_EXERCISE DESCRIPTION_
Copy each line in the data below that contains the word "RNA捕获探针法".

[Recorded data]
☆ ☆ ☆ ☆ ☆

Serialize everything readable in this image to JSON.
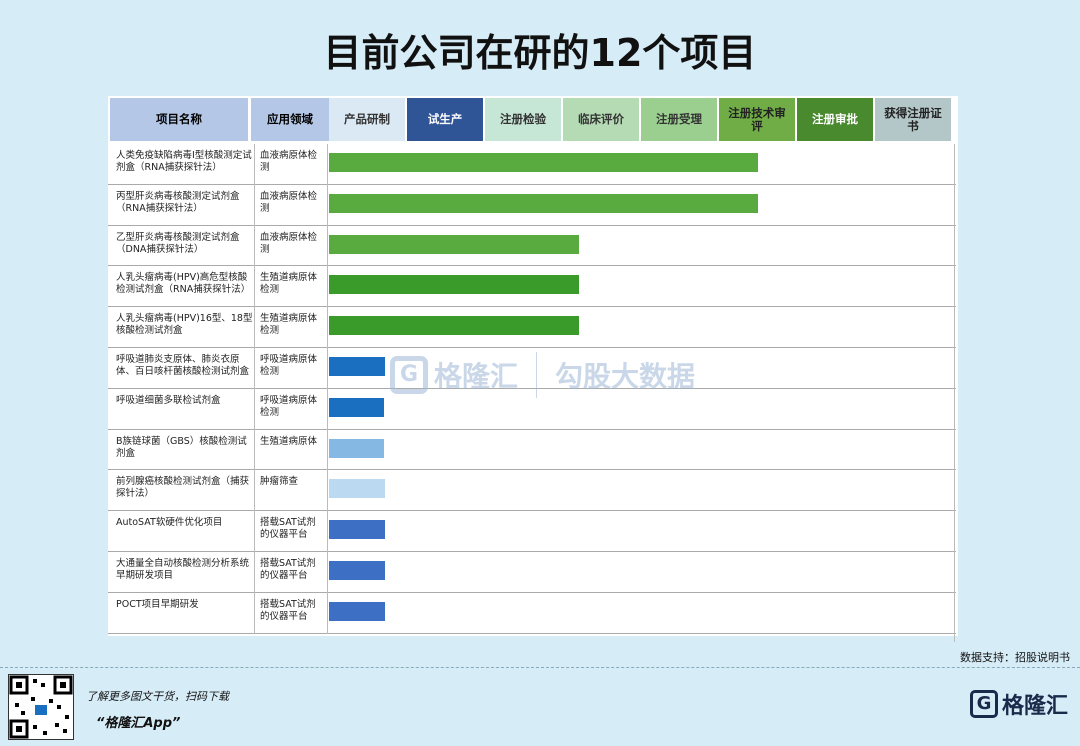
{
  "title": "目前公司在研的12个项目",
  "source": "数据支持：招股说明书",
  "footer": {
    "line1": "了解更多图文干货，扫码下载",
    "line2": "“格隆汇App”",
    "brand": "格隆汇",
    "brand_icon": "G-logo-icon"
  },
  "watermark": {
    "left": "格隆汇",
    "right": "勾股大数据"
  },
  "chart_data": {
    "type": "bar",
    "orientation": "horizontal",
    "headers": {
      "name_col": "项目名称",
      "domain_col": "应用领域",
      "stages": [
        {
          "label": "产品研制",
          "bg": "#dbe9f5",
          "fg": "#333333"
        },
        {
          "label": "试生产",
          "bg": "#2f5597",
          "fg": "#ffffff"
        },
        {
          "label": "注册检验",
          "bg": "#c6e6d6",
          "fg": "#333333"
        },
        {
          "label": "临床评价",
          "bg": "#b5dbb5",
          "fg": "#333333"
        },
        {
          "label": "注册受理",
          "bg": "#9bcf8f",
          "fg": "#333333"
        },
        {
          "label": "注册技术审评",
          "bg": "#70ad47",
          "fg": "#222222"
        },
        {
          "label": "注册审批",
          "bg": "#4a8a2f",
          "fg": "#ffffff"
        },
        {
          "label": "获得注册证书",
          "bg": "#b4c7c8",
          "fg": "#222222"
        }
      ],
      "name_col_bg": "#b4c7e7",
      "domain_col_bg": "#b4c7e7"
    },
    "rows": [
      {
        "name": "人类免疫缺陷病毒I型核酸测定试剂盒（RNA捕获探针法）",
        "domain": "血液病原体检测",
        "progress": 5.5,
        "color": "#5aab3f"
      },
      {
        "name": "丙型肝炎病毒核酸测定试剂盒（RNA捕获探针法）",
        "domain": "血液病原体检测",
        "progress": 5.5,
        "color": "#5aab3f"
      },
      {
        "name": "乙型肝炎病毒核酸测定试剂盒（DNA捕获探针法）",
        "domain": "血液病原体检测",
        "progress": 3.2,
        "color": "#5aab3f"
      },
      {
        "name": "人乳头瘤病毒(HPV)高危型核酸检测试剂盒（RNA捕获探针法）",
        "domain": "生殖道病原体检测",
        "progress": 3.2,
        "color": "#3a9a2a"
      },
      {
        "name": "人乳头瘤病毒(HPV)16型、18型核酸检测试剂盒",
        "domain": "生殖道病原体检测",
        "progress": 3.2,
        "color": "#3a9a2a"
      },
      {
        "name": "呼吸道肺炎支原体、肺炎衣原体、百日咳杆菌核酸检测试剂盒",
        "domain": "呼吸道病原体检测",
        "progress": 0.72,
        "color": "#1a6fc0"
      },
      {
        "name": "呼吸道细菌多联检试剂盒",
        "domain": "呼吸道病原体检测",
        "progress": 0.7,
        "color": "#1a6fc0"
      },
      {
        "name": "B族链球菌（GBS）核酸检测试剂盒",
        "domain": "生殖道病原体",
        "progress": 0.7,
        "color": "#86b8e4"
      },
      {
        "name": "前列腺癌核酸检测试剂盒（捕获探针法）",
        "domain": "肿瘤筛查",
        "progress": 0.72,
        "color": "#bcd9f2"
      },
      {
        "name": "AutoSAT软硬件优化项目",
        "domain": "搭载SAT试剂的仪器平台",
        "progress": 0.72,
        "color": "#3d6fc5"
      },
      {
        "name": "大通量全自动核酸检测分析系统早期研发项目",
        "domain": "搭载SAT试剂的仪器平台",
        "progress": 0.72,
        "color": "#3d6fc5"
      },
      {
        "name": "POCT项目早期研发",
        "domain": "搭载SAT试剂的仪器平台",
        "progress": 0.72,
        "color": "#3d6fc5"
      }
    ],
    "progress_unit": "stages"
  }
}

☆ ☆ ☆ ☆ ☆

_REPLY TO THE TASK_
        "name": "人类免疫缺陷病毒I型核酸测定试剂盒（RNA捕获探针法）",
        "name": "丙型肝炎病毒核酸测定试剂盒（RNA捕获探针法）",
        "name": "人乳头瘤病毒(HPV)高危型核酸检测试剂盒（RNA捕获探针法）",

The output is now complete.